Seniors Program

Just as the lifespan of humans is increasing, so is that of our dogs. This is due to improved nutrition and health care that our "best friends" receive.

As the years go by, the relationship between dog and owner deepens and whilst most owners will notice some natural signs of ageing, they may not be aware that a few small adjustments can improve the quality of an older animal's life.

Signs of ageing may include graying of the coat, especially around the muzzle, and lower activity levels. Degenerative changes in the eyes are common in ageing dogs. Owners may notice that the eye appears slightly cloudy, due to thickening of the lens. Most dogs cope well with this gradual loss of vision, but you must be aware of their need for familiar surroundings in which they can comfortably and safely move.

Other senses that may be impaired due to age include hearing and smell. The total loss of hearing makes it difficult to control your dog and the owner must pay particular care to ensure the dog is always supervised on the street and never out of visual control.

Your elderly pet will be happiest in an area with which he is familiar. Never let him wander alone.

Stiffness and difficulty in getting up or jumping are common problems due to arthritis in older dogs. These changes mean that your old friend moves more slowly and may not want to play rough or active games.

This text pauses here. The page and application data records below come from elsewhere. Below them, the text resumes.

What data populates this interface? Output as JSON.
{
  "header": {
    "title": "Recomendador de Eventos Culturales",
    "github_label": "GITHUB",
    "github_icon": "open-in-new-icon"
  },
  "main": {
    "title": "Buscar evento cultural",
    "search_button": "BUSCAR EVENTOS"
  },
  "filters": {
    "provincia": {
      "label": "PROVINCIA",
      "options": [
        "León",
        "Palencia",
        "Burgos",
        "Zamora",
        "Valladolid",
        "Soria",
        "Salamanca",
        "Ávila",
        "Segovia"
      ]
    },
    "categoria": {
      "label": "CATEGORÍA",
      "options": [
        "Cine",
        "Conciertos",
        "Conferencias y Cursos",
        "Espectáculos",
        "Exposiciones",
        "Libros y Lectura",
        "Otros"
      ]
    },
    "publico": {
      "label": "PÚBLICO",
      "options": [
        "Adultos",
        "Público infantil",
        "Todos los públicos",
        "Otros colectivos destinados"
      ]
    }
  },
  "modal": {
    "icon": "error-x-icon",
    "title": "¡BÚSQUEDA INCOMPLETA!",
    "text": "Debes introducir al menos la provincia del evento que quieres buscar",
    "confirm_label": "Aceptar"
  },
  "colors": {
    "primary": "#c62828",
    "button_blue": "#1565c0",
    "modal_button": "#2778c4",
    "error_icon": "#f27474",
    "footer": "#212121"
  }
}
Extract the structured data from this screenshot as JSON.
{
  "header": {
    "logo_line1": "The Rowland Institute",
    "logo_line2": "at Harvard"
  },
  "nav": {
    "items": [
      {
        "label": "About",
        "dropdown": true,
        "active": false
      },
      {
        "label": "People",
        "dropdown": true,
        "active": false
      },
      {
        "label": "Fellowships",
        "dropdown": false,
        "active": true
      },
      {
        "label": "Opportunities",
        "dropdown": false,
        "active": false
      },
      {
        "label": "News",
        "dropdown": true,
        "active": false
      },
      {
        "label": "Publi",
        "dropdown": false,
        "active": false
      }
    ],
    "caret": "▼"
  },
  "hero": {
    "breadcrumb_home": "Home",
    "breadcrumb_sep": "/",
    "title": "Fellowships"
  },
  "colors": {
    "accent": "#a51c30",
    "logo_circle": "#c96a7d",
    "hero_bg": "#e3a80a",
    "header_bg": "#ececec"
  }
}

Medication can relieve some of the discomfort of aching joints and stiff muscles, so if your pet is showing obvious discomfort then make an appointment with us to check him out.

Whilst evidence is largely anecdotal, supplementation with glucosamine, chondroitin and fish oil can have a profound effect even commencing at a young age in those breeds that are particularly affected.

Later on when the effects are more widespread and debilitating the use of non steroidal medications for pain relief, and joint "conditioners" such as cartrophen injections can also help immeasurably in returning considerable quality of life to your older best friend. Weight control is also essential in managing stiffening joints.

Elderly dogs are also less able to cope with extremes of temperature. During the hottest days they must be kept in the coolest areas .... airconditioning is greatly appreciated by dogs as well as people! In the winter they require a warm, draught and damp free area, preferably up off cold surfaces such as concrete, and devices like hammock style beds are excellent but even a wooden pallet from a packing crate suffices.

Regular, gentle exercise is vitally important to retain muscle tone and to stimulate heart and lungs. A 15 minute walk once or twice a day is ideal but be sure not to walk them until they tire.

Grooming is also important, paying particular attention to removing any food or excreta adhering to the fur. This is an ideal opportunity to check for any unusual lumps or bumps, parasites or pressure sores.

Any skin problems should also be noted and reported to your vet at the next visit, which should be more frequent as your best friend ages .... at least twice a year.

Reduced activity may mean that the dog's nails are not worn down and these may require cutting more often as if left to grow they will make walking more difficult. This is best carried out by your vet as special implements are necessary and experience is essential to ensure the nails are not made to bleed which happens more readily the longer the nails become.

Older animals often suffer from a loss of bladder tone. Dogs generally urinate more frequently with age and it is important that you are sensitive to these needs allowing them free access to the backyard. Females in particular may suffer from excoriation as a result of urinary incontinence and this may require routine attention and on-going treatment to address the cause.

The general decline in health experienced with age is something we all have to deal with and regular examinations of your best friend by your local vet are an essential part of supporting the older animal as indeed it is with ourselves.

Routine checks at least every 6 months are recommended to ensure your pet enjoys a comfortable life into his/her older years.